App and web page records

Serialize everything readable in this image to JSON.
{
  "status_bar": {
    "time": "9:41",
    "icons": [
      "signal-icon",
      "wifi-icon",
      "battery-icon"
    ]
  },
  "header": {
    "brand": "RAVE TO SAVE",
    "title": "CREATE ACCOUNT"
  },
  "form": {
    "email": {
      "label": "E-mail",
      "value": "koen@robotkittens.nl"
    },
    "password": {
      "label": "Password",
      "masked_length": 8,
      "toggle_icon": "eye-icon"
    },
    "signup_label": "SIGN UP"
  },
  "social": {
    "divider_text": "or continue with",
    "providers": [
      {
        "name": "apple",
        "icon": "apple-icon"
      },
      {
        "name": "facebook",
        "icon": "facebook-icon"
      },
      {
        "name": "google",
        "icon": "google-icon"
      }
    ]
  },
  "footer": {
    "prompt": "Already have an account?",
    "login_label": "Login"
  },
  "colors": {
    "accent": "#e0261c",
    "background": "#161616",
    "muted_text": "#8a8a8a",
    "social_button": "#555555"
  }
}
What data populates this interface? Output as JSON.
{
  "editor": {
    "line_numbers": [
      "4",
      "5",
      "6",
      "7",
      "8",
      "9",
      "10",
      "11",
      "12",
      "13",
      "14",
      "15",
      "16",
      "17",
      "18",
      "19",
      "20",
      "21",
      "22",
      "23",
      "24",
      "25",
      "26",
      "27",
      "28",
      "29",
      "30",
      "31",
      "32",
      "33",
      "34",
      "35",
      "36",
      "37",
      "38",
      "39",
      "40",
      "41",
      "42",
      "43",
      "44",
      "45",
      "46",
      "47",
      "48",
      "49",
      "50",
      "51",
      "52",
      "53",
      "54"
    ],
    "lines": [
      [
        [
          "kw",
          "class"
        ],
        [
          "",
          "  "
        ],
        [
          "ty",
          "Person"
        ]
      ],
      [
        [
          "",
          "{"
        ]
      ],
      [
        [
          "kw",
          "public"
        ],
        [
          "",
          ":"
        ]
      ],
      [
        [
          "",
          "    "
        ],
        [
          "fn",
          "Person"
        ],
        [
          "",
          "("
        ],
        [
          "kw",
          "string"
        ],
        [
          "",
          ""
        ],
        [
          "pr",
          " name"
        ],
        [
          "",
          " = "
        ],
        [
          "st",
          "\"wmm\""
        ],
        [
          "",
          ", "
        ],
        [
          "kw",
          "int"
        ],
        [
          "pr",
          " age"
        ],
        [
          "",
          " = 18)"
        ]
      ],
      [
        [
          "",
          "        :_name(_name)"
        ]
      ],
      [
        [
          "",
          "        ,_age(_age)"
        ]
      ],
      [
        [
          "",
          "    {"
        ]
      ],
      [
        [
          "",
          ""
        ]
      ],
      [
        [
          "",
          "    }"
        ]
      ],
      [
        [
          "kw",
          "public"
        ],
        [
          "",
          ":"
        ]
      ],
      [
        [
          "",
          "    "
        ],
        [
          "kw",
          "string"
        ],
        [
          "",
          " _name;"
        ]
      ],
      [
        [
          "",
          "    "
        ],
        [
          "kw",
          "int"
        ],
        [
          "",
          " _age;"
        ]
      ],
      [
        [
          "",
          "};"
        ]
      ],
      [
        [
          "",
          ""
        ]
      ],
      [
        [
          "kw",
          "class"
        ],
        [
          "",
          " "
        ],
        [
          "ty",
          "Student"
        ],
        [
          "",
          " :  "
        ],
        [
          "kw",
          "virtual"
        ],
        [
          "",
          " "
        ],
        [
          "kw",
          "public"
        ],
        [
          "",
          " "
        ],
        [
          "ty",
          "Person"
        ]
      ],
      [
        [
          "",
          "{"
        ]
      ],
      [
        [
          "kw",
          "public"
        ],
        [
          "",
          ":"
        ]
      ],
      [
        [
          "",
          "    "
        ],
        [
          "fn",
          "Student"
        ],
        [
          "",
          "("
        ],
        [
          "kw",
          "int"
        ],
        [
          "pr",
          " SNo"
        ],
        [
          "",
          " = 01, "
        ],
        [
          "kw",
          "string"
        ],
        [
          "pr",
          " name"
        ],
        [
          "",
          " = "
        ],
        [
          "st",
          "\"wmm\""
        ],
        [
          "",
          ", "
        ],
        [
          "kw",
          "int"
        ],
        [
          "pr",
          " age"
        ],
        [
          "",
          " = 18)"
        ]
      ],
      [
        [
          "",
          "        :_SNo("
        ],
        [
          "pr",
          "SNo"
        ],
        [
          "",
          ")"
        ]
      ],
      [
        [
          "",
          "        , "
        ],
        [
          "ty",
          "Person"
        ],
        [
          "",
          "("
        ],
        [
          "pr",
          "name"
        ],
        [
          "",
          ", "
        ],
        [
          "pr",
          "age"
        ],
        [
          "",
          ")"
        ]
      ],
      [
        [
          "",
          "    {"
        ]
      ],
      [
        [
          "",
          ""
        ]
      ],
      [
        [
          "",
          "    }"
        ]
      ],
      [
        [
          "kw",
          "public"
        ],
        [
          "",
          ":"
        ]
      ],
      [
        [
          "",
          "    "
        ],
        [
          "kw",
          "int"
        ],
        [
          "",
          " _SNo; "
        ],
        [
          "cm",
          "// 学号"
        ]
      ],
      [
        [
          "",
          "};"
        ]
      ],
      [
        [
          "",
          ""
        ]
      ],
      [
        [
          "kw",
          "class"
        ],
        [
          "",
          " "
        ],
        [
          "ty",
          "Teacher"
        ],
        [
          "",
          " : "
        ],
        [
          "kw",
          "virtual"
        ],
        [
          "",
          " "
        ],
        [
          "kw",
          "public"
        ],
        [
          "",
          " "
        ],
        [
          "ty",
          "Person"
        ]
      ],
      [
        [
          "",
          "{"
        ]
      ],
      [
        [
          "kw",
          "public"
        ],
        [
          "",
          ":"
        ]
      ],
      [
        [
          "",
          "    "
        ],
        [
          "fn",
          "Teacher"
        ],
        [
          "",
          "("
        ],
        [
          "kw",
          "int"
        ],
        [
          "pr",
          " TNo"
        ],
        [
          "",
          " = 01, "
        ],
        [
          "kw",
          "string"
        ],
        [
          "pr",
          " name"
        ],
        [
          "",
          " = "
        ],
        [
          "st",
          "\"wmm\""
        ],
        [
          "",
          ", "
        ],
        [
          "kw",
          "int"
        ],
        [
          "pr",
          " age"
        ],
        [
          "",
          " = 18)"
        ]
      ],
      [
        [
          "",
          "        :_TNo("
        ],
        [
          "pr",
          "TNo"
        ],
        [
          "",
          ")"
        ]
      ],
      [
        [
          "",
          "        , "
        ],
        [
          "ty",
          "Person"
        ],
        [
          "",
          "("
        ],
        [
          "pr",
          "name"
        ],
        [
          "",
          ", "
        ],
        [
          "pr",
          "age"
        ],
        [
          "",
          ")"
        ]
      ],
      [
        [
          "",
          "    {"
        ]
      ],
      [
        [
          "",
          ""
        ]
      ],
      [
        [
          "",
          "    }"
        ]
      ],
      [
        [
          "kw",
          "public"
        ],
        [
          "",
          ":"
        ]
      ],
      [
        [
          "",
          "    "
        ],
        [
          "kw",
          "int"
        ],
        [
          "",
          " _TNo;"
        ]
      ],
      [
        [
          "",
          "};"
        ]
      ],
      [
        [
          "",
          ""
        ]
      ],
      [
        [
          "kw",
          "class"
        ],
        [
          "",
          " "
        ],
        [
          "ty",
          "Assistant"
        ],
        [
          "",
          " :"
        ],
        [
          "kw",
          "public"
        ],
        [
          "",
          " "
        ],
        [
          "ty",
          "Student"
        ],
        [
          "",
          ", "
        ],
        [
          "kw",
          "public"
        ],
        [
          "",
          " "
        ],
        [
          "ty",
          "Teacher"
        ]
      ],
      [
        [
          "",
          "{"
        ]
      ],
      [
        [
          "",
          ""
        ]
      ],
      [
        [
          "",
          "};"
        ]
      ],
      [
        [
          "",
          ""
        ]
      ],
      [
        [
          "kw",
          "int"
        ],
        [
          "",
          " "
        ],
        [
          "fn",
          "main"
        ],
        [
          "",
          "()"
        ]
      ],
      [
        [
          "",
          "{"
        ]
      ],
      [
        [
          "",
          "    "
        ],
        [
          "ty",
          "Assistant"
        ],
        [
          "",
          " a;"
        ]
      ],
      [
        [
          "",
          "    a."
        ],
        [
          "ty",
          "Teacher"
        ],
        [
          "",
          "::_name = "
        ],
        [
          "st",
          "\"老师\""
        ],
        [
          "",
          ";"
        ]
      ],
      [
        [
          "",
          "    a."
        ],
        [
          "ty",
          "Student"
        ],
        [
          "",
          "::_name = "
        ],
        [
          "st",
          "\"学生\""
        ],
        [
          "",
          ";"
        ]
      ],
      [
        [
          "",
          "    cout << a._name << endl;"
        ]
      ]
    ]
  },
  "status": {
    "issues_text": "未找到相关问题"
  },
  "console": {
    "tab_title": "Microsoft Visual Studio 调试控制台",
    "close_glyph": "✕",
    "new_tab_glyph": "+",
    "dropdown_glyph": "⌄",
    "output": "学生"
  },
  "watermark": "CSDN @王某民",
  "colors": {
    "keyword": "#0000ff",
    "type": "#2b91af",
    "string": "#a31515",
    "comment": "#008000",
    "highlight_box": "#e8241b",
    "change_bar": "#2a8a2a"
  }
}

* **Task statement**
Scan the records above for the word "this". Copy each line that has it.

* **Solved problem**
Serialize everything readable in this image to JSON.
What data populates this interface? Output as JSON.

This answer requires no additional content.